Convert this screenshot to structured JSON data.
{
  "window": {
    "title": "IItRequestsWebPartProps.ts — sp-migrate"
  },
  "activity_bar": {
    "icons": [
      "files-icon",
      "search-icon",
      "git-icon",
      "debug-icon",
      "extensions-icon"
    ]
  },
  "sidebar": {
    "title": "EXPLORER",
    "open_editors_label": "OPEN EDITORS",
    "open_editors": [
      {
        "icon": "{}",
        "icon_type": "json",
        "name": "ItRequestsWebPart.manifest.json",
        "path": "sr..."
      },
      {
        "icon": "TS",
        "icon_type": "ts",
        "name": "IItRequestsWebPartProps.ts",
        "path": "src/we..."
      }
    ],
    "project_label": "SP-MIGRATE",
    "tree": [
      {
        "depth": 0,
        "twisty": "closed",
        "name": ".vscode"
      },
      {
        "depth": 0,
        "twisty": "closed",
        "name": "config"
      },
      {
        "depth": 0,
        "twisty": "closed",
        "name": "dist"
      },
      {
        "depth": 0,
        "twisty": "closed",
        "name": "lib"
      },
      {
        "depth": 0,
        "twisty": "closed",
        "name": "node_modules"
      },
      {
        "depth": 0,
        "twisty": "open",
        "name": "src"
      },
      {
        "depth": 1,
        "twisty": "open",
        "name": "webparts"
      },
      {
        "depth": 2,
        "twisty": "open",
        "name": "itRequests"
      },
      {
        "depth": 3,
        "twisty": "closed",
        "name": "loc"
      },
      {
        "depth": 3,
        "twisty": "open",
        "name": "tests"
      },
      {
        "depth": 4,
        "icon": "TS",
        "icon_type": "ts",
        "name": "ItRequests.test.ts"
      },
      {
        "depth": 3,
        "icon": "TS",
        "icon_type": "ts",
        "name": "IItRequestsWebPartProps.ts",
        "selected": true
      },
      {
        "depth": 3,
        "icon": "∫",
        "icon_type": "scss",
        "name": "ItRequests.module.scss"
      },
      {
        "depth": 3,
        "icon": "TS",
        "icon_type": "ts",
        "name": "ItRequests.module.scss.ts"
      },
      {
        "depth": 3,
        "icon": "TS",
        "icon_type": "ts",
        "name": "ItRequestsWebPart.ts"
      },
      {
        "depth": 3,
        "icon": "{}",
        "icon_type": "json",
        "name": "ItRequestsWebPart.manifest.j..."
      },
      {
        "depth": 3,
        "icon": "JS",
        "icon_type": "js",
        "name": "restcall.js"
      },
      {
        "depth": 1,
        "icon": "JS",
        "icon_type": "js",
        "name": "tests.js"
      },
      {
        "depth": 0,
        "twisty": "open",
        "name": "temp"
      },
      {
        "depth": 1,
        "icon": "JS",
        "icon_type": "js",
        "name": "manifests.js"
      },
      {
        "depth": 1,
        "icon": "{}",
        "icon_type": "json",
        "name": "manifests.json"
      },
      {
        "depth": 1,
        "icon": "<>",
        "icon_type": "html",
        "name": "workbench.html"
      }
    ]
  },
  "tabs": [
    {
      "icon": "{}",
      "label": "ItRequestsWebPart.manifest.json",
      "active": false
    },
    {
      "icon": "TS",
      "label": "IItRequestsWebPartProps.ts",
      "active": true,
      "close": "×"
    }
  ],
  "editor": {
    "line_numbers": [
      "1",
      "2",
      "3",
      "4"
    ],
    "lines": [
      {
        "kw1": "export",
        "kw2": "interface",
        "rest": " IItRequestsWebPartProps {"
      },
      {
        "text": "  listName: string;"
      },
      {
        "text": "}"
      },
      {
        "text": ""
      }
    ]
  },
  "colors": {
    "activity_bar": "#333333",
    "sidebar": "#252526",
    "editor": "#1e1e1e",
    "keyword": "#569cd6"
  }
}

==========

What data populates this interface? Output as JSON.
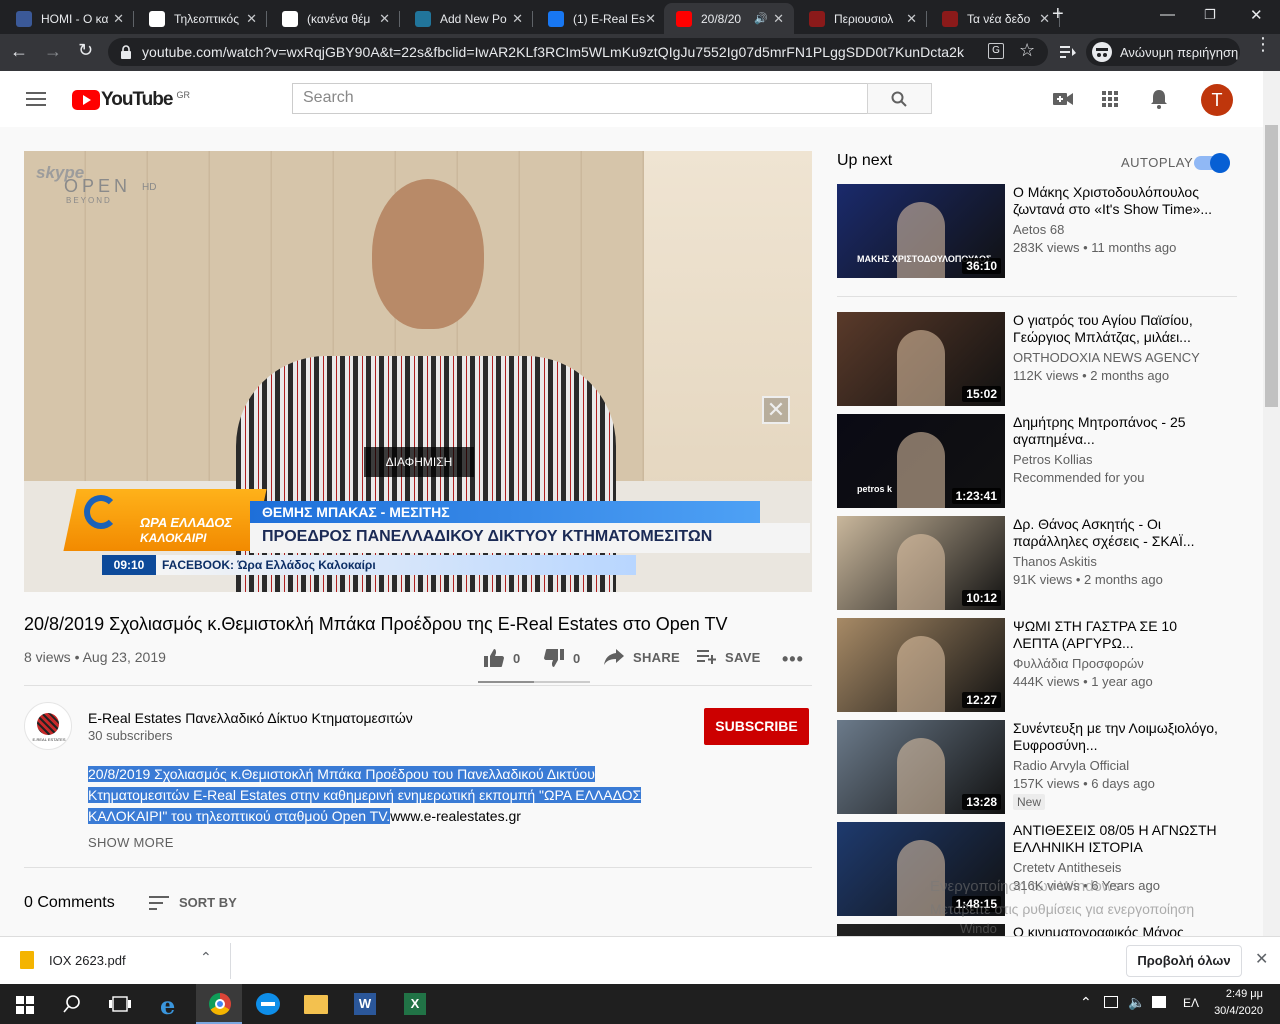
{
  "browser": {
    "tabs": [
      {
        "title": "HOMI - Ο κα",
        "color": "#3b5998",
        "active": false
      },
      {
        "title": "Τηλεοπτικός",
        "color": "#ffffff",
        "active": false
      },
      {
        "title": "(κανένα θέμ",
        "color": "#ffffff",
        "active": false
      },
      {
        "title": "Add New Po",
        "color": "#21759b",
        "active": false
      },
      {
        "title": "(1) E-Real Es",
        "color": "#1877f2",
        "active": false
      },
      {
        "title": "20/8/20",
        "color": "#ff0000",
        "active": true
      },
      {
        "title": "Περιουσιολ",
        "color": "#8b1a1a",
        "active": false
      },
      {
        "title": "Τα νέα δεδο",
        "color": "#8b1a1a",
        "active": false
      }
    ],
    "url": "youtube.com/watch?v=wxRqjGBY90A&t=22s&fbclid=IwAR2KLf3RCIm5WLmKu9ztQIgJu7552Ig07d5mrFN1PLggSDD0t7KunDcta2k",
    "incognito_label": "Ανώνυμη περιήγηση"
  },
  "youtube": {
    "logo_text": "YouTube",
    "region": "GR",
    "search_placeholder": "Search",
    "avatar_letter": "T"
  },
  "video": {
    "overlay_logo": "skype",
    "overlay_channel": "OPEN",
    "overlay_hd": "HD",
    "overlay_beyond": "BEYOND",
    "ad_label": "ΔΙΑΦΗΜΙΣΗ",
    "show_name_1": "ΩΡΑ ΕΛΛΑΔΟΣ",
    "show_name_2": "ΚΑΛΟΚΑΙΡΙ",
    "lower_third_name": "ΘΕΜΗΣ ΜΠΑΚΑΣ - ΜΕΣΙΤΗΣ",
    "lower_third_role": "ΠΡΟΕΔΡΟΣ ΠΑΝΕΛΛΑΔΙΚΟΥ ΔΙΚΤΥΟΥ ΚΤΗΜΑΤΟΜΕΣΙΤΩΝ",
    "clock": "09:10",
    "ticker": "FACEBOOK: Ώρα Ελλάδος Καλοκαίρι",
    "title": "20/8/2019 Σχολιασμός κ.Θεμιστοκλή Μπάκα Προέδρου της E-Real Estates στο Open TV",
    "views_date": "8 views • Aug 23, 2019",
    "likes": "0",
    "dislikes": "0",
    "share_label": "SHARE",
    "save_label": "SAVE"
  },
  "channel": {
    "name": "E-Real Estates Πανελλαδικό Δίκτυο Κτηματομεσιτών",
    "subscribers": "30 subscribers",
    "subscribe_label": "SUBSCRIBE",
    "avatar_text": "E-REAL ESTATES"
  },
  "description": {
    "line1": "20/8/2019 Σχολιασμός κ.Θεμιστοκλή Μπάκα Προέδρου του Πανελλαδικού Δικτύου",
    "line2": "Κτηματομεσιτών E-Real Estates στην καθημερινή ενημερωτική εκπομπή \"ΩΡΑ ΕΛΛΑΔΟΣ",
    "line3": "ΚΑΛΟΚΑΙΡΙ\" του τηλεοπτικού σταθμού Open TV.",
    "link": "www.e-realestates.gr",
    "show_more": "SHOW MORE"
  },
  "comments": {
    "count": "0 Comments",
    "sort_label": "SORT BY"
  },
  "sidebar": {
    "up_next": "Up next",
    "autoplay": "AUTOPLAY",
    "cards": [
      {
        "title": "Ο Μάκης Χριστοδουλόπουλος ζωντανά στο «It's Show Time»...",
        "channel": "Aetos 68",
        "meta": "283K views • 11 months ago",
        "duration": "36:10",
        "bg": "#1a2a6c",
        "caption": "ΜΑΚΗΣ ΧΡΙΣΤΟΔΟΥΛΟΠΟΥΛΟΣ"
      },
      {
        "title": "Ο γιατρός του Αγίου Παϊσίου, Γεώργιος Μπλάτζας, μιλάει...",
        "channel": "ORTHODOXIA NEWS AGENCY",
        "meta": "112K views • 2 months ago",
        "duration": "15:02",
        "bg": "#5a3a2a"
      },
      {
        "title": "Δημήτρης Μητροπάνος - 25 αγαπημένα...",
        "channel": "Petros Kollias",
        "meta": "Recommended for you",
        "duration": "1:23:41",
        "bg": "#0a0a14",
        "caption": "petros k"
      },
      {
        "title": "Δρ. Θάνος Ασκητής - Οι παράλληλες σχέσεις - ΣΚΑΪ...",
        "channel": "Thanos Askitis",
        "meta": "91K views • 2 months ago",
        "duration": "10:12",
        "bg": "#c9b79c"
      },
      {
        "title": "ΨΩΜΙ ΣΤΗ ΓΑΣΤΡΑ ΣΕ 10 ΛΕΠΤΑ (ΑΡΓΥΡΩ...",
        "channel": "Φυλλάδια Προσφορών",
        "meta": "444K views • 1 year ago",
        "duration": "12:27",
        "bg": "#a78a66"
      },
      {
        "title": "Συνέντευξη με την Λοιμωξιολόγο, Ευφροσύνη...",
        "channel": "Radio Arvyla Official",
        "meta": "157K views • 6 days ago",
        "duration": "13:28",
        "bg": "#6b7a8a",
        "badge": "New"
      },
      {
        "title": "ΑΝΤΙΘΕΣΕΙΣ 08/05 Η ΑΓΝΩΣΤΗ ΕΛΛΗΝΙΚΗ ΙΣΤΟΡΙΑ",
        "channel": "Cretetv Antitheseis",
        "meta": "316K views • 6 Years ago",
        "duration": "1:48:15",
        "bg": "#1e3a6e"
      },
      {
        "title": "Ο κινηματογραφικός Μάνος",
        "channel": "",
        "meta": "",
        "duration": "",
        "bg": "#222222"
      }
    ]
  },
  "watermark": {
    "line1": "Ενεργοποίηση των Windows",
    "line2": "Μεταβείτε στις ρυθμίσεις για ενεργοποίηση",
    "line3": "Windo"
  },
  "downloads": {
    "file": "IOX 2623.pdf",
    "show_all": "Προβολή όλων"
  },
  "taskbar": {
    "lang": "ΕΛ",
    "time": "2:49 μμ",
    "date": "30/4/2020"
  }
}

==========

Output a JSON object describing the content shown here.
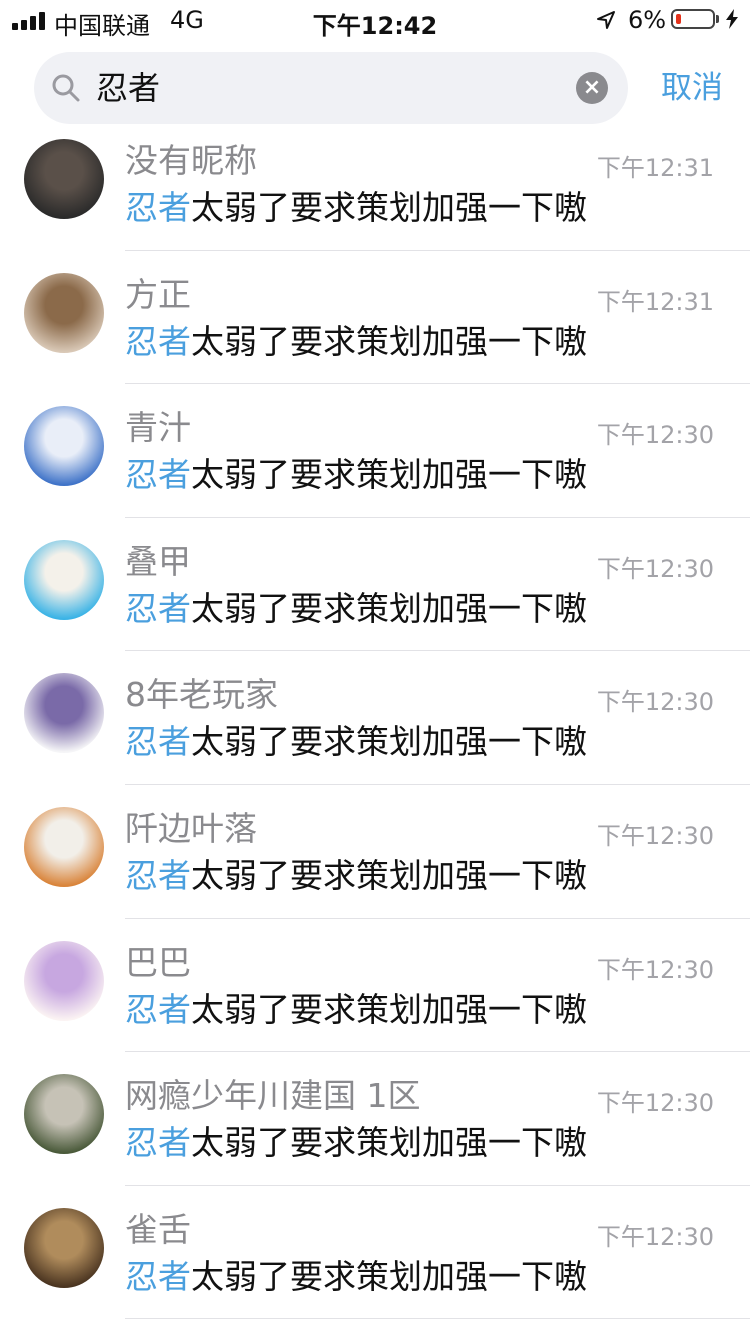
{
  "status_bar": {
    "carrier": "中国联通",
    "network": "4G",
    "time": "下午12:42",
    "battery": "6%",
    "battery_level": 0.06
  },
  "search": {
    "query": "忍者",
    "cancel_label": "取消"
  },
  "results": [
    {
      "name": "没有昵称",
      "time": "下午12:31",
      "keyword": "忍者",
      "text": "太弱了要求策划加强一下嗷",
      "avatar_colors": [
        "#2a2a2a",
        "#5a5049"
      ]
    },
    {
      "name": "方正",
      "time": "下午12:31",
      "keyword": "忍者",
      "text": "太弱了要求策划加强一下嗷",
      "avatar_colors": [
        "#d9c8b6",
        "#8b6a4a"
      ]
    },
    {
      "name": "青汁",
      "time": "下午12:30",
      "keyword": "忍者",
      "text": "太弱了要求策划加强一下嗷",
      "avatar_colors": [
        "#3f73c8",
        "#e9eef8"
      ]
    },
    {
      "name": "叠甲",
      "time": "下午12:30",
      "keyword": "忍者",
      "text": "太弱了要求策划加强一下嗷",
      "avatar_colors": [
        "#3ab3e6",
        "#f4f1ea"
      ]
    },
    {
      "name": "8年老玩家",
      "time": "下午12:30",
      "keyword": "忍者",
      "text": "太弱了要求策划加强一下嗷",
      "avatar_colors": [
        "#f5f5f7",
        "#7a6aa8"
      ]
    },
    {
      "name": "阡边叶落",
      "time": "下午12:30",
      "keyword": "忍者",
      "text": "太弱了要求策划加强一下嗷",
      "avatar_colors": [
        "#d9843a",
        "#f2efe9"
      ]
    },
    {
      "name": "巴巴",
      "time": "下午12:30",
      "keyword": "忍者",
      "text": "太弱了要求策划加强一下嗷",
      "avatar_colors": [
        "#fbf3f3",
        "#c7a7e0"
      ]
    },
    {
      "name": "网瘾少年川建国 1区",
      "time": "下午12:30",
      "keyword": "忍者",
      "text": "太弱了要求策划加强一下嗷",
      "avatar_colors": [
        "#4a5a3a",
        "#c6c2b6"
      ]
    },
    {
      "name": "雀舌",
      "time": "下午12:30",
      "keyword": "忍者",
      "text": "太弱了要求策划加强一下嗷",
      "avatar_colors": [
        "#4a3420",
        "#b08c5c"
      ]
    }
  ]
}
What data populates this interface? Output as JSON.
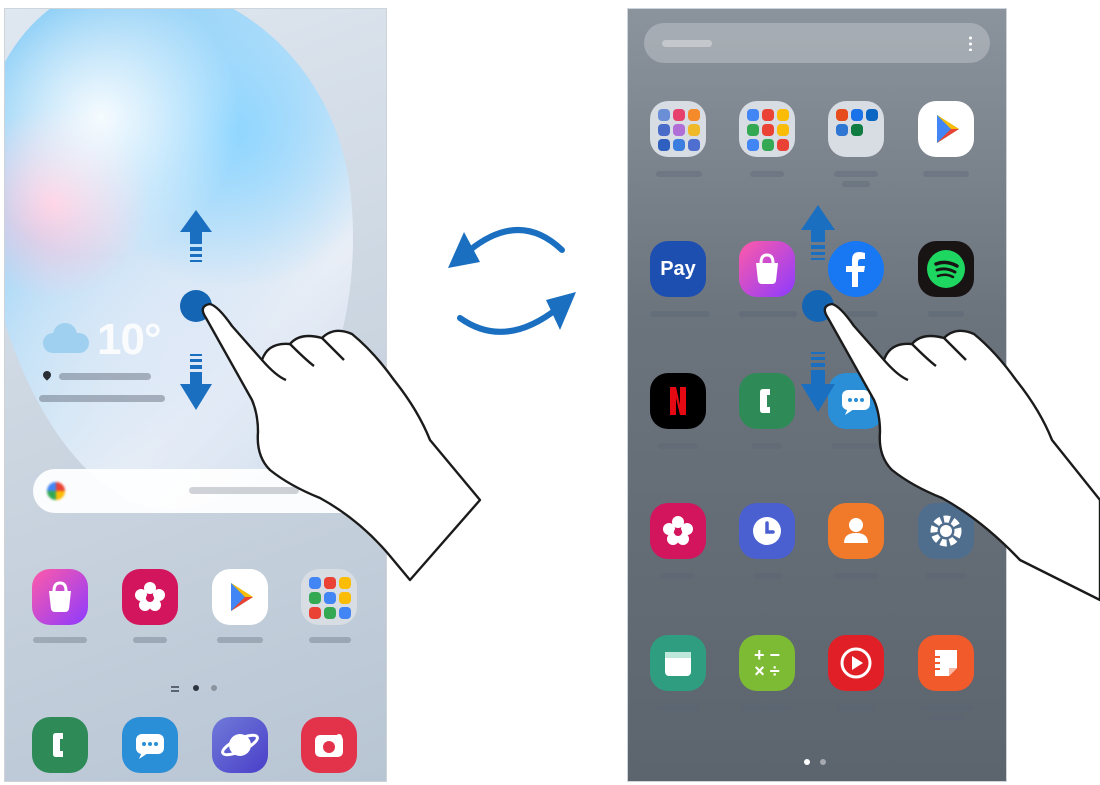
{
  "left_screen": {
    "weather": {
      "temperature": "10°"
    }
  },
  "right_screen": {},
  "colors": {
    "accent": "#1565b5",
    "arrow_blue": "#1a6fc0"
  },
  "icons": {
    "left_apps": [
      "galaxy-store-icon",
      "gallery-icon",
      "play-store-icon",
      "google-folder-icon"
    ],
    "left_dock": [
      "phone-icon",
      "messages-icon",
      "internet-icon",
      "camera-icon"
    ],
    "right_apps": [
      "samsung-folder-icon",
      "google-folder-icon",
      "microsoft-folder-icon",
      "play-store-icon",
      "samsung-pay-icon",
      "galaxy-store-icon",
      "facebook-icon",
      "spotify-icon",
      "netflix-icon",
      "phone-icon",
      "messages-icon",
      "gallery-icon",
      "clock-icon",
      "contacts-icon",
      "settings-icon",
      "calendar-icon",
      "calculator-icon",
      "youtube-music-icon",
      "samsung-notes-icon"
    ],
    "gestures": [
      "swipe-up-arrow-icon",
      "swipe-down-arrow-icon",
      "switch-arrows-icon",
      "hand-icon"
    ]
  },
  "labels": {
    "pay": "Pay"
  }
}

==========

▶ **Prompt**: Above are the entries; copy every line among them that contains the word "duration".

▶ **Task output**:
        "duration": "36:10",
        "duration": "15:02",
        "duration": "1:23:41",
        "duration": "10:12",
        "duration": "12:27",
        "duration": "13:28",
        "duration": "1:48:15",
        "duration": "",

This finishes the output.